▸ **ABOUT THIS TASK**
Print every entry exactly as written and exclude all images.

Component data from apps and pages
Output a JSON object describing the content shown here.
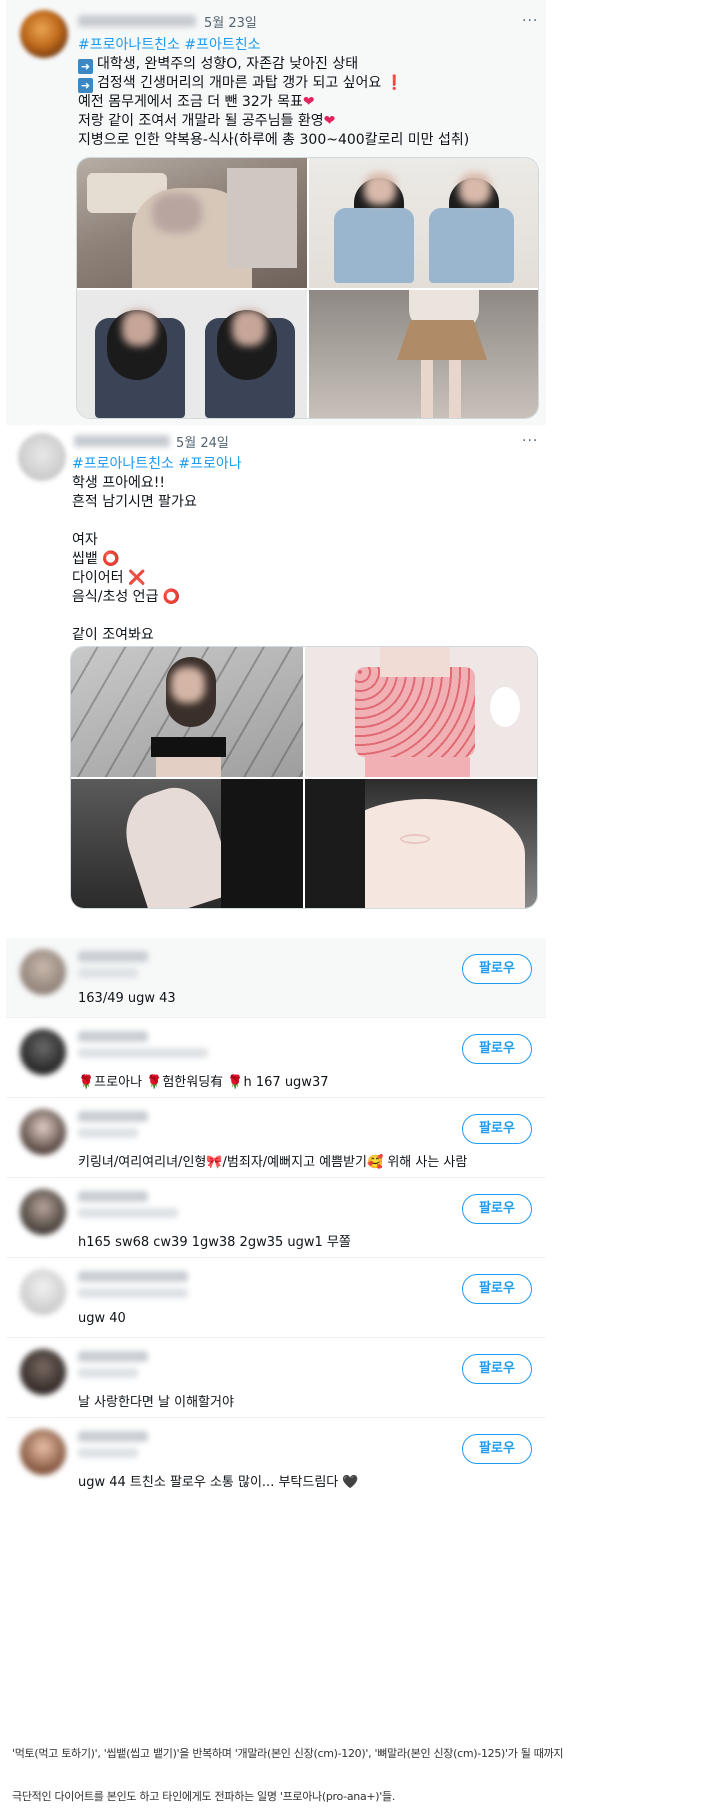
{
  "tweet1": {
    "date": "5월 23일",
    "more": "···",
    "hashtags": "#프로아나트친소 #프아트친소",
    "lines": [
      "대학생, 완벽주의 성향O, 자존감 낮아진 상태",
      "검정색 긴생머리의 개마른 과탑 갱가 되고 싶어요",
      "예전 몸무게에서 조금 더 뺀 32가 목표",
      "저랑 같이 조여서 개말라 될 공주님들 환영",
      "지병으로 인한 약복용-식사(하루에 총 300~400칼로리 미만 섭취)"
    ],
    "arrow_glyph": "➡",
    "exclaim_glyph": "❗",
    "heart_glyph": "❤"
  },
  "tweet2": {
    "date": "5월 24일",
    "more": "···",
    "hashtags": "#프로아나트친소 #프로아나",
    "lines": [
      "학생 프아에요!!",
      "흔적 남기시면 팔가요",
      "여자",
      "씹뱉",
      "다이어터",
      "음식/초성 언급",
      "같이 조여봐요"
    ],
    "circle_glyph": "⭕",
    "cross_glyph": "❌"
  },
  "follow_list": {
    "follow_label": "팔로우",
    "rows": [
      {
        "bio": "163/49 ugw 43"
      },
      {
        "bio": "🌹프로아나 🌹험한워딩有 🌹h 167 ugw37"
      },
      {
        "bio": "키링녀/여리여리녀/인형🎀/범죄자/예뻐지고 예쁨받기🥰 위해 사는 사람"
      },
      {
        "bio": "h165 sw68 cw39 1gw38 2gw35 ugw1 무쫄"
      },
      {
        "bio": "ugw 40"
      },
      {
        "bio": "날 사랑한다면 날 이해할거야"
      },
      {
        "bio": "ugw 44 트친소 팔로우 소통 많이... 부탁드림다 🖤"
      }
    ]
  },
  "caption": {
    "line1": "'먹토(먹고 토하기)', '씹뱉(씹고 뱉기)'을 반복하며 '개말라(본인 신장(cm)-120)', '뼈말라(본인 신장(cm)-125)'가 될 때까지",
    "line2": "극단적인 다이어트를 본인도 하고 타인에게도 전파하는 일명 '프로아나(pro-ana+)'들."
  },
  "colors": {
    "accent": "#1d9bf0",
    "text": "#0f1419",
    "muted": "#536471",
    "tweet_bg": "#f7f9f9"
  }
}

▸ **SOLUTION BELOW**
Output a JSON object describing the content shown here.
{
  "tweet1": {
    "date": "5월 23일",
    "more": "···",
    "hashtags": "#프로아나트친소 #프아트친소",
    "lines": [
      "대학생, 완벽주의 성향O, 자존감 낮아진 상태",
      "검정색 긴생머리의 개마른 과탑 갱가 되고 싶어요",
      "예전 몸무게에서 조금 더 뺀 32가 목표",
      "저랑 같이 조여서 개말라 될 공주님들 환영",
      "지병으로 인한 약복용-식사(하루에 총 300~400칼로리 미만 섭취)"
    ],
    "arrow_glyph": "➡",
    "exclaim_glyph": "❗",
    "heart_glyph": "❤"
  },
  "tweet2": {
    "date": "5월 24일",
    "more": "···",
    "hashtags": "#프로아나트친소 #프로아나",
    "lines": [
      "학생 프아에요!!",
      "흔적 남기시면 팔가요",
      "여자",
      "씹뱉",
      "다이어터",
      "음식/초성 언급",
      "같이 조여봐요"
    ],
    "circle_glyph": "⭕",
    "cross_glyph": "❌"
  },
  "follow_list": {
    "follow_label": "팔로우",
    "rows": [
      {
        "bio": "163/49 ugw 43"
      },
      {
        "bio": "🌹프로아나 🌹험한워딩有 🌹h 167 ugw37"
      },
      {
        "bio": "키링녀/여리여리녀/인형🎀/범죄자/예뻐지고 예쁨받기🥰 위해 사는 사람"
      },
      {
        "bio": "h165 sw68 cw39 1gw38 2gw35 ugw1 무쫄"
      },
      {
        "bio": "ugw 40"
      },
      {
        "bio": "날 사랑한다면 날 이해할거야"
      },
      {
        "bio": "ugw 44 트친소 팔로우 소통 많이... 부탁드림다 🖤"
      }
    ]
  },
  "caption": {
    "line1": "'먹토(먹고 토하기)', '씹뱉(씹고 뱉기)'을 반복하며 '개말라(본인 신장(cm)-120)', '뼈말라(본인 신장(cm)-125)'가 될 때까지",
    "line2": "극단적인 다이어트를 본인도 하고 타인에게도 전파하는 일명 '프로아나(pro-ana+)'들."
  },
  "colors": {
    "accent": "#1d9bf0",
    "text": "#0f1419",
    "muted": "#536471",
    "tweet_bg": "#f7f9f9"
  }
}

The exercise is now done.